Warm temperatures bring welcome news for Salmon Arm residents who use public washrooms

City plans to open remaining washrooms, playgrounds to remain closed

Provincial COVID-19 rules lead to closure of two Columbia Shuswap Regional District rec sites

CSRD parks not managed with Rec Sites and Trails BC remain open

B.C., Alberta health ministers urge public to stay home Easter weekend

Regional politicians, online petition calling for closure of provincial border to non-essential traffic

Campfires still permitted in Regional District of Okanagan Similkameen

Restrictions have been implemented elsewhere within valley

Summerland parks remain open for passive use

Users urged to maintain physical distancing to slow spread of COVID-19

Okanagan Indian Band asks visitors to ‘stay away’ during COVID-19

Chief and council asks non-residents not to visit OKIB reserve lands during the pandemic
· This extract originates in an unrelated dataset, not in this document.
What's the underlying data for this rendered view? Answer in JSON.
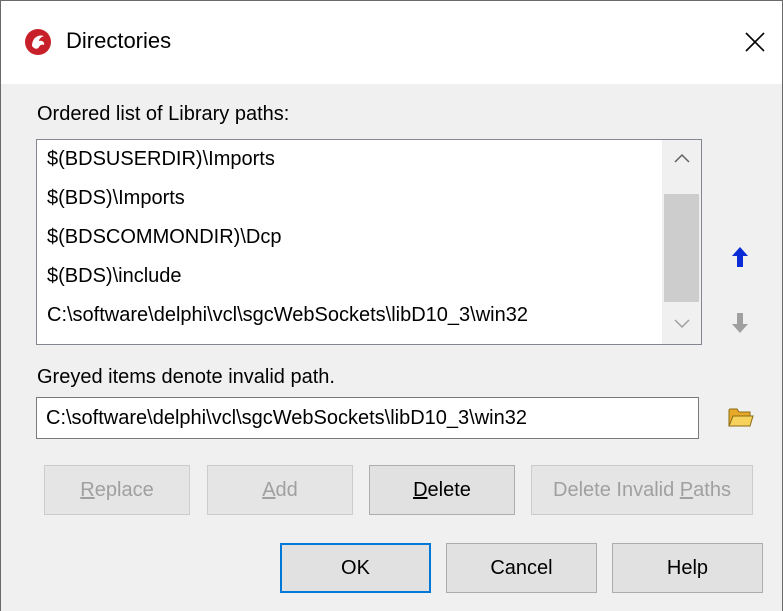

B.C.’s COVID-19 rent supplement starts taking applications

$300 to $500 to landlords for April, May and June if eligible

Central Okanagan School District provides nearly 7,000 meals to students

Families collect the entire week’s supply of breakfasts and lunches at once to minimize contact

Kelowna cannabis company moves to hand sanitizer production

The Valens Company plans to distribute 40,000 sanitizer bottles to frontline workers across Canada

B.C. unveils $5M for mental health supports during the COVID-19 pandemic

Will include virtual clinics and resources for British Columbians, including front-line workers

Most Read